I’m not really comfortable praying extemporaneously. I have to do it regularly, even frequently, but I’m not comfortable. On occasion I’ve even been told that I do it well, but if that is true then it is due entirely to the Holy Spirit and not me. I would much rather write my prayers beforehand and craft them into liturgical things of beauty.
If I know anything about extemporaneous prayer it is because I was faced with a horrifying situation when I did a unit of CPE (Clinical Pastoral Education) while I was in seminary. I was working as a chaplain in a hospital, but every day our group of student chaplains got together to talk theology and disclose and discuss incidents from the previous day or so in what amounted to group therapy. We also had to keep a journal and had private meetings with the supervisor.
One night when I was on overnight call at the hospital I was summoned to the ER. There had been a particularly bad auto accident on the freeway involving many cars. Four people had been sent to another hospital in the city that was better equipped for trauma than ours was. We got two of the passengers. I was asked to sit with one who was in and out of consciousness due both to his injuries and the meds they had given him. Before I went in I was told that his friend who had brought in with him had died on the way to the hospital but to try to avoid telling him that because they were trying to prep him for surgery. I sat with him and fed him ice chips while he waited.
After he went into surgery, I was called into the shift supervisor’s office where the ER staff dealing with this case had gathered. They had already called the parents of the young man who died, but it was their policy not to tell parents their child had died over the phone so the parents were now driving from another city a couple of hours away. Our meeting was to plan how to handle the parents when they arrived – where they would be told, who would be present, who would say what.

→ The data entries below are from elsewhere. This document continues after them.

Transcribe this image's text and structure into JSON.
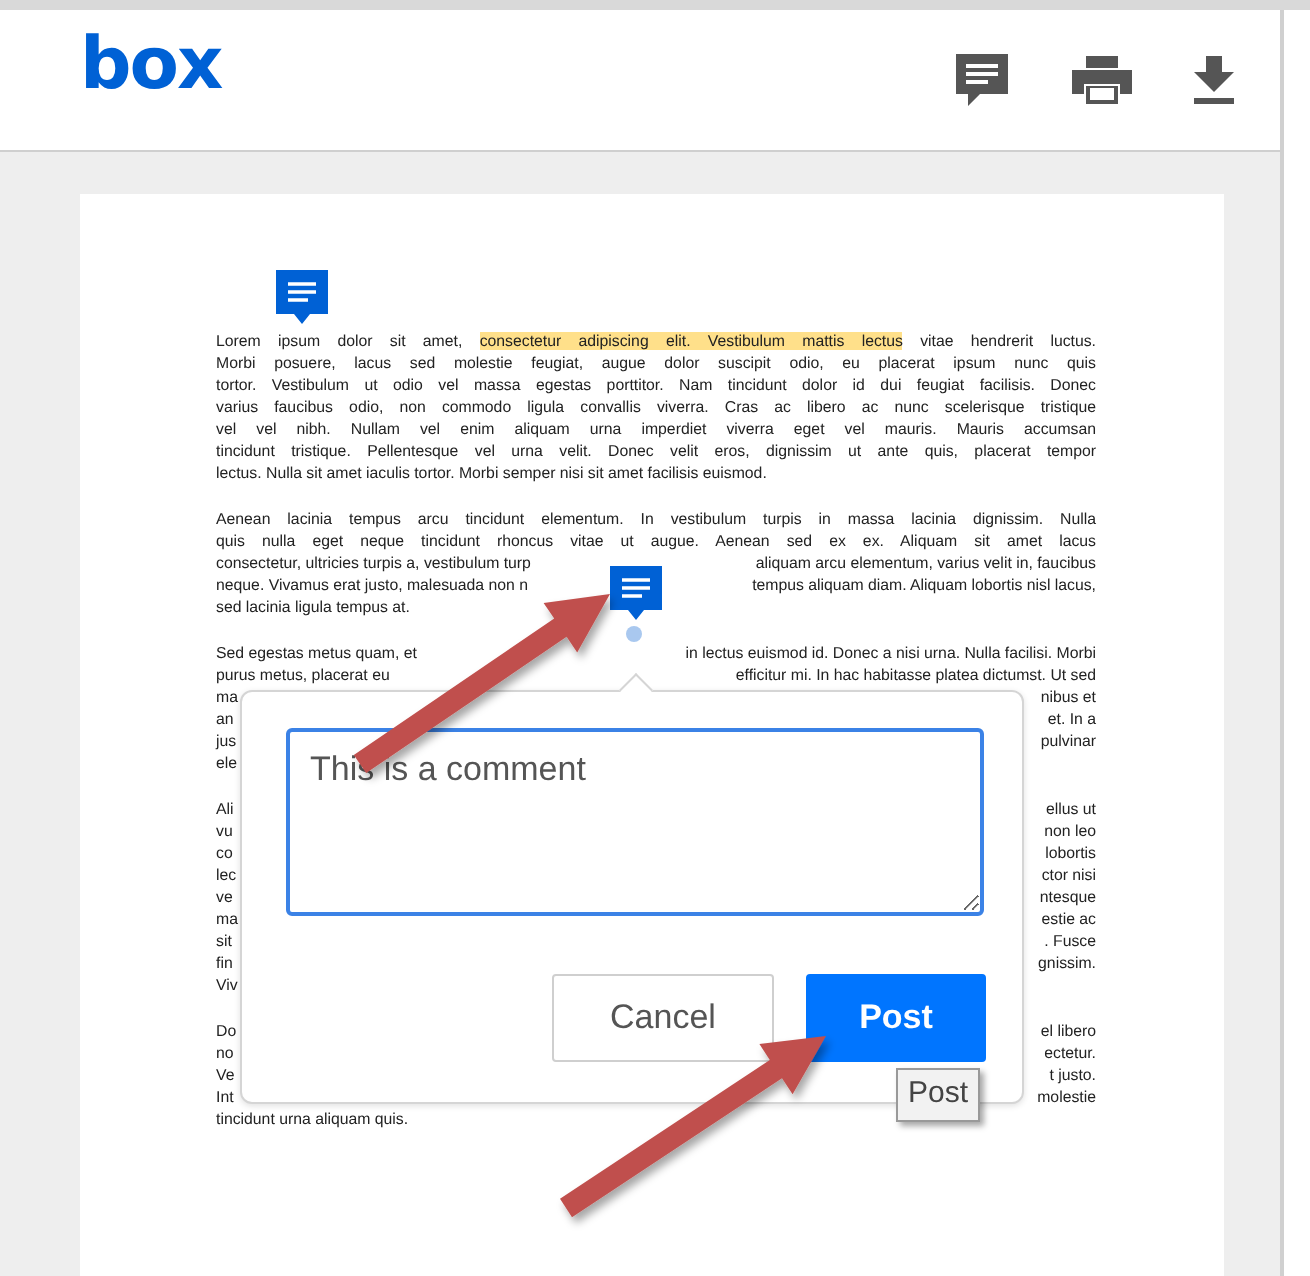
{
  "header": {
    "logo": "box"
  },
  "document": {
    "paragraphs": [
      {
        "lines": [
          {
            "kind": "highlighted",
            "text_before": "Lorem ipsum dolor sit amet, ",
            "highlight": "consectetur adipiscing elit. Vestibulum mattis lectus",
            "text_after": " vitae hendrerit luctus."
          },
          {
            "kind": "full",
            "text": "Morbi posuere, lacus sed molestie feugiat, augue dolor suscipit odio, eu placerat ipsum nunc quis"
          },
          {
            "kind": "full",
            "text": "tortor. Vestibulum ut odio vel massa egestas porttitor. Nam tincidunt dolor id dui feugiat facilisis. Donec"
          },
          {
            "kind": "full",
            "text": "varius faucibus odio, non commodo ligula convallis viverra. Cras ac libero ac nunc scelerisque tristique"
          },
          {
            "kind": "full",
            "text": "vel vel nibh. Nullam vel enim aliquam urna imperdiet viverra eget vel mauris. Mauris accumsan"
          },
          {
            "kind": "full",
            "text": "tincidunt tristique. Pellentesque vel urna velit. Donec velit eros, dignissim ut ante quis, placerat tempor"
          },
          {
            "kind": "full",
            "text": "lectus. Nulla sit amet iaculis tortor. Morbi semper nisi sit amet facilisis euismod."
          }
        ]
      },
      {
        "lines": [
          {
            "kind": "full",
            "text": "Aenean lacinia tempus arcu tincidunt elementum. In vestibulum turpis in massa lacinia dignissim. Nulla"
          },
          {
            "kind": "full",
            "text": "quis nulla eget neque tincidunt rhoncus vitae ut augue. Aenean sed ex ex. Aliquam sit amet lacus"
          },
          {
            "kind": "split",
            "left": "consectetur, ultricies turpis a, vestibulum turp",
            "right": "aliquam arcu elementum, varius velit in, faucibus"
          },
          {
            "kind": "split",
            "left": "neque. Vivamus erat justo, malesuada non n",
            "right": "tempus aliquam diam. Aliquam lobortis nisl lacus,"
          },
          {
            "kind": "full",
            "text": "sed lacinia ligula tempus at."
          }
        ]
      },
      {
        "lines": [
          {
            "kind": "split",
            "left": "Sed egestas metus quam, et",
            "right": "in lectus euismod id. Donec a nisi urna. Nulla facilisi. Morbi"
          },
          {
            "kind": "split",
            "left": "purus metus, placerat eu",
            "right": "efficitur mi. In hac habitasse platea dictumst. Ut sed"
          },
          {
            "kind": "split",
            "left": "ma",
            "right": "nibus et"
          },
          {
            "kind": "split",
            "left": "an",
            "right": "et. In a"
          },
          {
            "kind": "split",
            "left": "jus",
            "right": "pulvinar"
          },
          {
            "kind": "split",
            "left": "ele"
          }
        ]
      },
      {
        "lines": [
          {
            "kind": "split",
            "left": "Ali",
            "right": "ellus ut"
          },
          {
            "kind": "split",
            "left": "vu",
            "right": "non leo"
          },
          {
            "kind": "split",
            "left": "co",
            "right": "lobortis"
          },
          {
            "kind": "split",
            "left": "lec",
            "right": "ctor nisi"
          },
          {
            "kind": "split",
            "left": "ve",
            "right": "ntesque"
          },
          {
            "kind": "split",
            "left": "ma",
            "right": "estie ac"
          },
          {
            "kind": "split",
            "left": "sit",
            "right": ". Fusce"
          },
          {
            "kind": "split",
            "left": "fin",
            "right": "gnissim."
          },
          {
            "kind": "split",
            "left": "Viv"
          }
        ]
      },
      {
        "lines": [
          {
            "kind": "split",
            "left": "Do",
            "right": "el libero"
          },
          {
            "kind": "split",
            "left": "no",
            "right": "ectetur."
          },
          {
            "kind": "split",
            "left": "Ve",
            "right": "t justo."
          },
          {
            "kind": "split",
            "left": "Int",
            "right": "molestie"
          },
          {
            "kind": "full",
            "text": "tincidunt urna aliquam quis."
          }
        ]
      }
    ]
  },
  "comment_popup": {
    "placeholder": "This is a comment",
    "buttons": [
      {
        "label": "Cancel",
        "kind": "secondary"
      },
      {
        "label": "Post",
        "kind": "primary"
      }
    ],
    "tooltip": "Post"
  }
}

When the parents arrived very late that night they were taken to the supervisor’s office. The staff told them their son had died and the extent of his injuries. They also answered the parents questions and then the parents wanted to see their son. This was a fairly small hospital and it had been a very busy night. Their son’s body had been wheeled into what was clearly a large supply room. The nurse who had attended him and I went with the parents to see their son. She explained that we had been very busy that night because of the accident and that we had not had time to clean their son up. The parents didn’t care, so she folded back the sheet covering him.
I was the one totally unprepared for what I saw. Here was a handsome young man in his early twenties covered in blood. He was still intubated and his lifeless eyes were wide open. I didn’t know what to do or what to say. The nurse calmly talked to the parents who were both crying but not hysterically, and then the nurse asked if they would like to pray and the parents said yes. The nurse looked at me and saw that I was in a panic – frozen stiff – so she began to pray. I don’t remember what she said and it doesn’t matter really. It was a short prayer for God to receive this young man into heaven I think. I barely heard it.
I felt completely useless. I had failed. I was the worse excuse for a chaplain ever. All I did was take up space. The whole experience was awful and it was painful but I wrote every detail in my journal. I just so happened that it was my turn for a private meeting with the CPE supervisor in the next day or so and of course we talked about this incident. He asked what I was thinking when I was in the room with the nurse and the parents and their dead son. I told him. He suggested that I go back and write in my journal all that was in my mind and heart as a prayer – the prayer I was unable to pray that night. So I did.
The only part I remember from that prayer now was telling God that I didn’t have words to express all that I felt, but that my heart was broken for these parents and for this young man whose life was so full of potential but was cut so very short. When I read that prayer later I saw that it was a beautiful prayer. It expressed the reality of the situation and the honest emotions and confusion we all felt.
What I learned that day was to stop worrying about the words of prayers. There were no words that could make those parents feel better that night. Their son had just died. They simply needed to feel some connection to God.
Now when I am called upon to pray at the last minute, I just pray whatever is on my mind and in my heart. I do a little self-censoring, but mostly I say what I’m thinking and what I feel. I don’t try to cover all the bases. I don’t try to preach a sermon. I don’t thank God for 20 minutes while all the food on the table or in the buffet line gets cold. I just pray. I have memorized a couple of phrases I like that I’ve heard other people use in prayer.
Sometimes my prayers are quite forgettable, but they get the job done. And sometimes my prayers cut right to it – right to the fear, anger, confusion, doubt, joy, thanksgiving, wonder, surprise, and yes, even the humor of it all. Because that is life and that is honest.
Today’s Lenten reading is Matthew 6: 7-15 about prayer. Even the disciples were worried about praying correctly. Jesus told them to stop worrying about the words so much, but there are some things that are worth praying about: the holiness of God, the coming of God’s kingdom, our daily bread, forgiveness, and the struggle of temptation.
This Lent I pray that I may become more and more honest in my prayer life.
P.S. A couple of days later I stopped by to see the young man who had been waiting to have surgery on his leg. His mother had already thanked me profusely for sitting with her son before she arrived in the ER that night. Now he was recovering nicely and she tried to explain to him who I was. He said, “I remember her. She gave me ice chips.” Then turning to me he said, “Thanks.”